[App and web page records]
=== Begin Enclosure ===
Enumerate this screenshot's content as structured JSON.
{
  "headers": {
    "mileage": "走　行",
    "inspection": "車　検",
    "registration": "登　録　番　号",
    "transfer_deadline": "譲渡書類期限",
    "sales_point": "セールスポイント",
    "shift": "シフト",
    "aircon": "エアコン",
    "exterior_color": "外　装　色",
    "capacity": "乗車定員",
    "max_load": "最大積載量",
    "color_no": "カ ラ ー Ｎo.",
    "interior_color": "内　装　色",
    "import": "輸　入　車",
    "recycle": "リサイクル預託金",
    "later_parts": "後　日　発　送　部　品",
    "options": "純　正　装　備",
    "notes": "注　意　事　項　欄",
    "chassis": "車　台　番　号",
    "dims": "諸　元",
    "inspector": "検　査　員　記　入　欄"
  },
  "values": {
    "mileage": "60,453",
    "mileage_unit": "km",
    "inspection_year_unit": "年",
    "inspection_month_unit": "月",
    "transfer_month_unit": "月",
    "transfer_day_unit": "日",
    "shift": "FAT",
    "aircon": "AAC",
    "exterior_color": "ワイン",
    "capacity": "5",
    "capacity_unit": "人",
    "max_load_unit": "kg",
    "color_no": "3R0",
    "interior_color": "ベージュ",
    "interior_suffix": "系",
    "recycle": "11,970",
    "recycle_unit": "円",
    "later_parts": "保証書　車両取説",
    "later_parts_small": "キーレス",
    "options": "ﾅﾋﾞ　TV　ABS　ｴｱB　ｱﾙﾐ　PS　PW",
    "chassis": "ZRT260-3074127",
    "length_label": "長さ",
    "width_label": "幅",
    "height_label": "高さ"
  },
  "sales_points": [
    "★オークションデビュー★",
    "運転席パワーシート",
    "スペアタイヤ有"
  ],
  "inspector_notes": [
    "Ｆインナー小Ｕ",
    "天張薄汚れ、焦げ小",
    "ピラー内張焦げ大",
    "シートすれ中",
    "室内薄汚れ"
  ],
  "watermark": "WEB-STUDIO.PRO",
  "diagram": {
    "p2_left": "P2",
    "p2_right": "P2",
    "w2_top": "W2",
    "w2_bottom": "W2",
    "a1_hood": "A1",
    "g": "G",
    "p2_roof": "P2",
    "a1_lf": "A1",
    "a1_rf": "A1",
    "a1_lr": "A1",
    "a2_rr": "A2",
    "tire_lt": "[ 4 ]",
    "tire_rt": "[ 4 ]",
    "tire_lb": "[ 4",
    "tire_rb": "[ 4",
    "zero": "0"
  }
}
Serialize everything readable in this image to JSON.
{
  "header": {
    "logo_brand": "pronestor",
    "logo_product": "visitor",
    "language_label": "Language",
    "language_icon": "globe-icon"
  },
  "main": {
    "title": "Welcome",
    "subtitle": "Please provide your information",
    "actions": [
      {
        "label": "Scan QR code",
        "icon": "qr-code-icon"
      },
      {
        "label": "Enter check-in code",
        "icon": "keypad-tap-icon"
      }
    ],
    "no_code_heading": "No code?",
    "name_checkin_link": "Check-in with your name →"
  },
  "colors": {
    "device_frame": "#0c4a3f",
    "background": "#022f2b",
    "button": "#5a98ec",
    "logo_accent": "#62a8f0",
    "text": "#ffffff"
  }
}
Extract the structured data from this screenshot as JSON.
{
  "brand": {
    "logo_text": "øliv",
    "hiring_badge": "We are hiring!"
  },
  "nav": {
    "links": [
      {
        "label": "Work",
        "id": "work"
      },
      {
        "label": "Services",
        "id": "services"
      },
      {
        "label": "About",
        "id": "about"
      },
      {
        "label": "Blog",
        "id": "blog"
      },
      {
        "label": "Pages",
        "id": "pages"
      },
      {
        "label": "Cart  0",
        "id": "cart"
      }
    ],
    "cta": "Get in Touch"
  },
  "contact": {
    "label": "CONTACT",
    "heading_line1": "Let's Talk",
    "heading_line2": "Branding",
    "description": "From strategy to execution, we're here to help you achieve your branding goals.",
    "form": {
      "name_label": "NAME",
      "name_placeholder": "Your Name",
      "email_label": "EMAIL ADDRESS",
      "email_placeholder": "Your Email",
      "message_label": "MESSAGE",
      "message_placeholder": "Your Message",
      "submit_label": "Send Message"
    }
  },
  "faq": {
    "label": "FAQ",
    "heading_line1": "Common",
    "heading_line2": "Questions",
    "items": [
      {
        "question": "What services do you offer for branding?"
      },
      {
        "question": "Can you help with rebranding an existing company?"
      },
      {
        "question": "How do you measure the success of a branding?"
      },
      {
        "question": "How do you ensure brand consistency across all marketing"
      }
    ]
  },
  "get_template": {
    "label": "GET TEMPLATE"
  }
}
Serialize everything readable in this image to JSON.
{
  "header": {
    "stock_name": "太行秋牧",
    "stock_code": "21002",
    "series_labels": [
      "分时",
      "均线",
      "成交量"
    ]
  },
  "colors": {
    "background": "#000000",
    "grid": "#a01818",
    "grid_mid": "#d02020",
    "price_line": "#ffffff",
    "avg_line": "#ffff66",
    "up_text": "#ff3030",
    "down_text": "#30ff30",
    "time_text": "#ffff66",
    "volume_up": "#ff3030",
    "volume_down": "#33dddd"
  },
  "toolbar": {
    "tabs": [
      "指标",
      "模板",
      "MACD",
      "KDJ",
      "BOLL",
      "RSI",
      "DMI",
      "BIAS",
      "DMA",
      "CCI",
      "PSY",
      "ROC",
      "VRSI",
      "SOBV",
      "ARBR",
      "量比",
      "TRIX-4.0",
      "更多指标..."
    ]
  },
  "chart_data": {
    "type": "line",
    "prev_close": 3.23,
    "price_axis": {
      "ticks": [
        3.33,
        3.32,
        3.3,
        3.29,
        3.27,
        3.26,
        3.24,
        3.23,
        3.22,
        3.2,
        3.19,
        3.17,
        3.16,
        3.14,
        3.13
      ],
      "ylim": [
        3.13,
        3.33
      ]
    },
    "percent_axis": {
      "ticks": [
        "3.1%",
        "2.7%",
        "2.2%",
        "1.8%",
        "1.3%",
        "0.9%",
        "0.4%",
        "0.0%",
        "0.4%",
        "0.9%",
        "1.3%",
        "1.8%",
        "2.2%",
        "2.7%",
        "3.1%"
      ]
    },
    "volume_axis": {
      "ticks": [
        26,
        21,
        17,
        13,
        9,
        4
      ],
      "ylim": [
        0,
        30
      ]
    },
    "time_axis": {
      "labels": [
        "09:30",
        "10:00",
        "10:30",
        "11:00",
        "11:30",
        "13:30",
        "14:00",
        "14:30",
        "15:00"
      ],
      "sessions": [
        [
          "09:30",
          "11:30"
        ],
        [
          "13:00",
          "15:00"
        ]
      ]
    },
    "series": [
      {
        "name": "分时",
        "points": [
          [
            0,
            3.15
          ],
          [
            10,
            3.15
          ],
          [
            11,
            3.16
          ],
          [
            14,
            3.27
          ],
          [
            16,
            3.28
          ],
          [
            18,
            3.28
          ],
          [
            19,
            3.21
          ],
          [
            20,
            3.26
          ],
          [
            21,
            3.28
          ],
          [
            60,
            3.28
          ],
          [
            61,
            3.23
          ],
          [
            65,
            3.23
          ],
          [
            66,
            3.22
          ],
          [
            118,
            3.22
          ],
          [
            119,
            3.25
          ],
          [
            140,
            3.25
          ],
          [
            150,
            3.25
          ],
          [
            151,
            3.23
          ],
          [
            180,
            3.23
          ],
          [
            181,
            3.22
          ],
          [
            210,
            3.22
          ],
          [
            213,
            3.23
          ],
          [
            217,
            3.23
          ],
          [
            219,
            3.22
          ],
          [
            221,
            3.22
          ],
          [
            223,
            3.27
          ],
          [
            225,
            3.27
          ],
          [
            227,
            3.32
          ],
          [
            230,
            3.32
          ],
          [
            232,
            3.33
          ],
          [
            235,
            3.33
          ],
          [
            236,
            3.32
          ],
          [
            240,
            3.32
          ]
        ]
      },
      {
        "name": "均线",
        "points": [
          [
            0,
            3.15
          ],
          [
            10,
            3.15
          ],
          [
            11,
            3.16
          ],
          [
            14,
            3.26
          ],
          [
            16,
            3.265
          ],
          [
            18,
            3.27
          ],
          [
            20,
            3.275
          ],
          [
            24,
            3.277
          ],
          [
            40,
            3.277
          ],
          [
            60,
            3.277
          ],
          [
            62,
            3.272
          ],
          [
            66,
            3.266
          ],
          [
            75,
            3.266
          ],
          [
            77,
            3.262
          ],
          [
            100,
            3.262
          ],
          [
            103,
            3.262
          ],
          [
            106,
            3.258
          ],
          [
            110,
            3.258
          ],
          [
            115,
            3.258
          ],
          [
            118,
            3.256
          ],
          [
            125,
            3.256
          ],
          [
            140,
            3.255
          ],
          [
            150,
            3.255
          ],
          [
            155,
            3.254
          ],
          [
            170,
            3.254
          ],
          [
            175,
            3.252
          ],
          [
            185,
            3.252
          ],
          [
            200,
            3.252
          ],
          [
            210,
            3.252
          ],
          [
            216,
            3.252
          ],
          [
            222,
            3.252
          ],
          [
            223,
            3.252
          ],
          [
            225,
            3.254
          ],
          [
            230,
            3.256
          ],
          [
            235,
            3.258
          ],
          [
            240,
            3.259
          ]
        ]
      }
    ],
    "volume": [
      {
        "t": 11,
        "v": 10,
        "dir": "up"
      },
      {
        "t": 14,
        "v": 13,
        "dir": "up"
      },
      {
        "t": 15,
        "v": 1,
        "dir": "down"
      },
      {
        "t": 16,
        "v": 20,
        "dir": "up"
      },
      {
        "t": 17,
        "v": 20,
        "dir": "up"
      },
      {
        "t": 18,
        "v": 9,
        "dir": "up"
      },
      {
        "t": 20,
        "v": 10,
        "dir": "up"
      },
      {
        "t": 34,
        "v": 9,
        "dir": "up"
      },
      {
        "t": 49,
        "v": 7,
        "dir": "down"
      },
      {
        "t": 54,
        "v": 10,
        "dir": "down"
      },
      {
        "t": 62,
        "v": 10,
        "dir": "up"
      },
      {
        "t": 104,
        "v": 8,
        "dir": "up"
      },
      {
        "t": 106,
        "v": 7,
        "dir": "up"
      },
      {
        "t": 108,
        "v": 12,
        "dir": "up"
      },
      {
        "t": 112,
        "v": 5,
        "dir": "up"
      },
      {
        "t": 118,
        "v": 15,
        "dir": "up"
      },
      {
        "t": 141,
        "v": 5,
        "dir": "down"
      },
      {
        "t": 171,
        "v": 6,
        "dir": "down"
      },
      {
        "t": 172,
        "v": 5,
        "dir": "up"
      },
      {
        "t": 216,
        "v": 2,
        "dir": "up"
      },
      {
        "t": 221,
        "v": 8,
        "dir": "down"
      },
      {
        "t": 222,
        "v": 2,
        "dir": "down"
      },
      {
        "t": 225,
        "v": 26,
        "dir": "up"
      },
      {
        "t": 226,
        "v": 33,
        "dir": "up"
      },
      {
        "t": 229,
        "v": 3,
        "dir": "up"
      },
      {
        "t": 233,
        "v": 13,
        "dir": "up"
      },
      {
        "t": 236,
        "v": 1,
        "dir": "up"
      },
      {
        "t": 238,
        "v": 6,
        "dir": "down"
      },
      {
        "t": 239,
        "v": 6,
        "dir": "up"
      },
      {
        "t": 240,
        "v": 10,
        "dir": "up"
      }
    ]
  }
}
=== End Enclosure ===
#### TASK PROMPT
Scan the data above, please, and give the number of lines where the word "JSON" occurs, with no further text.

#### ANSWER TO THIS EXERCISE
4